Resource Spotlight: Money MattersPosted: July 25, 2013
This sort of thing is always fun:
Great stuff for writing about U.S. pocket change!
The first one only goes back to 1913, which is the first year the bureau began keeping this sort of statistic. But it is the BLS, so I like to use it whenever I’ve got more recent frames of reference.
The second tool, a feature of business news/economics website DaveManuel.com, uses data from Oregon State University. I’m sure there are lots of these if you need earlier dates, although the earlier you go, the harder it can be to arrive at true equivalencies.
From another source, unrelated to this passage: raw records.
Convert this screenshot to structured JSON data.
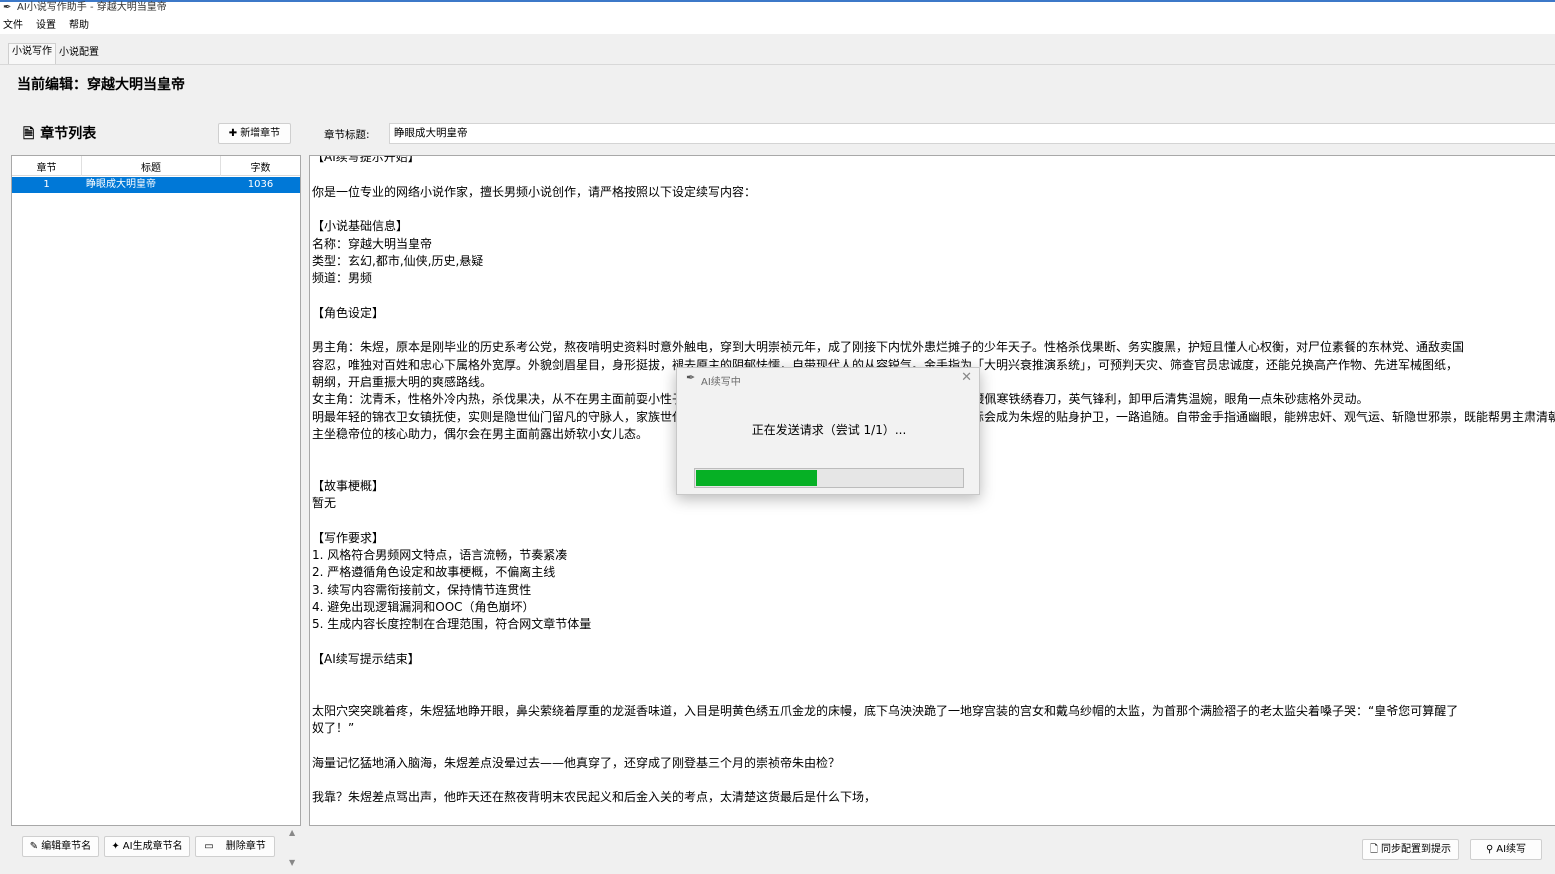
{
  "window": {
    "title": "AI小说写作助手 - 穿越大明当皇帝",
    "icon": "feather-pen-icon"
  },
  "menu": [
    "文件",
    "设置",
    "帮助"
  ],
  "tabs": [
    {
      "label": "小说写作",
      "active": true
    },
    {
      "label": "小说配置",
      "active": false
    }
  ],
  "current_edit": "当前编辑：穿越大明当皇帝",
  "chapter_list": {
    "title": "章节列表",
    "add_button": "新增章节",
    "columns": [
      "章节",
      "标题",
      "字数"
    ],
    "rows": [
      {
        "chapter": "1",
        "title": "睁眼成大明皇帝",
        "words": "1036",
        "selected": true
      }
    ]
  },
  "chapter_title_label": "章节标题:",
  "chapter_title_value": "睁眼成大明皇帝",
  "editor_lines": [
    "【AI续写提示开始】",
    "",
    "    你是一位专业的网络小说作家，擅长男频小说创作，请严格按照以下设定续写内容：",
    "",
    "    【小说基础信息】",
    "    名称：穿越大明当皇帝",
    "    类型：玄幻,都市,仙侠,历史,悬疑",
    "    频道：男频",
    "",
    "    【角色设定】",
    "",
    "男主角：朱煜，原本是刚毕业的历史系考公党，熬夜啃明史资料时意外触电，穿到大明崇祯元年，成了刚接下内忧外患烂摊子的少年天子。性格杀伐果断、务实腹黑，护短且懂人心权衡，对尸位素餐的东林党、通敌卖国",
    "容忍，唯独对百姓和忠心下属格外宽厚。外貌剑眉星目，身形挺拔，褪去原主的阴郁怯懦，自带现代人的从容锐气。金手指为「大明兴衰推演系统」，可预判天灾、筛查官员忠诚度，还能兑换高产作物、先进军械图纸，",
    "朝纲，开启重振大明的爽感路线。",
    "女主角：沈青禾，性格外冷内热，杀伐果决，从不在男主面前耍小性子，宫中人称“冷面女官”，身着常束高马尾，穿飞鱼服时腰佩寒铁绣春刀，英气锋利，卸甲后清隽温婉，眼角一点朱砂痣格外灵动。",
    "明最年轻的锦衣卫女镇抚使，实则是隐世仙门留凡的守脉人，家族世代守护大明龙脉气运，此次入世只为追随天命之主，因缘际会成为朱煜的贴身护卫，一路追随。自带金手指通幽眼，能辨忠奸、观气运、斩隐世邪祟，既能帮男主肃清朝堂蛀虫，又能破解宫廷",
    "主坐稳帝位的核心助力，偶尔会在男主面前露出娇软小女儿态。",
    "",
    "",
    "    【故事梗概】",
    "    暂无",
    "",
    "    【写作要求】",
    "    1. 风格符合男频网文特点，语言流畅，节奏紧凑",
    "    2. 严格遵循角色设定和故事梗概，不偏离主线",
    "    3. 续写内容需衔接前文，保持情节连贯性",
    "    4. 避免出现逻辑漏洞和OOC（角色崩坏）",
    "    5. 生成内容长度控制在合理范围，符合网文章节体量",
    "",
    "【AI续写提示结束】",
    "",
    "",
    "太阳穴突突跳着疼，朱煜猛地睁开眼，鼻尖萦绕着厚重的龙涎香味道，入目是明黄色绣五爪金龙的床幔，底下乌泱泱跪了一地穿宫装的宫女和戴乌纱帽的太监，为首那个满脸褶子的老太监尖着嗓子哭：“皇爷您可算醒了",
    "奴了！”",
    "",
    "海量记忆猛地涌入脑海，朱煜差点没晕过去——他真穿了，还穿成了刚登基三个月的崇祯帝朱由检？",
    "",
    "我靠？朱煜差点骂出声，他昨天还在熬夜背明末农民起义和后金入关的考点，太清楚这货最后是什么下场，"
  ],
  "bottom_left_buttons": [
    {
      "label": "编辑章节名",
      "icon": "pencil-icon"
    },
    {
      "label": "AI生成章节名",
      "icon": "sparkle-icon"
    },
    {
      "label": "删除章节",
      "icon": "trash-icon"
    }
  ],
  "bottom_right_buttons": [
    {
      "label": "同步配置到提示",
      "icon": "sync-doc-icon"
    },
    {
      "label": "AI续写",
      "icon": "lightbulb-icon"
    }
  ],
  "dialog": {
    "title": "AI续写中",
    "message": "正在发送请求（尝试 1/1）...",
    "progress_percent": 45,
    "close_icon": "close-icon"
  },
  "colors": {
    "selection": "#0078d7",
    "progress": "#06b025",
    "titlebar_accent": "#3c78c8"
  }
}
Still, both of these calculators are nice to have around if you’re writing about money and your ancestors. For example, in 1877 a Patrick Connors (who I think was my great-great-grandfather Patrick) took the New York State canal commissioners to task over damages to his property from Erie Canal flooding. The initial claim was for $900, or about $19,000 today. The case dragged on for several years. In 1884, Patrick’s widow Bridget Connors accepted an award of $75, or about $1,785 in current cash.
If you’re going to write about what your ancestors were paid/were fined/inherited, your first priority is to be as accurate as possible about the actual, historical amount. But giving a present-day equivalent can certainly heighten your readers’ understanding of the lives your ancestors lived.
Resource Spotlight provides a look at handy toolbox items I’ve bookmarked over the years.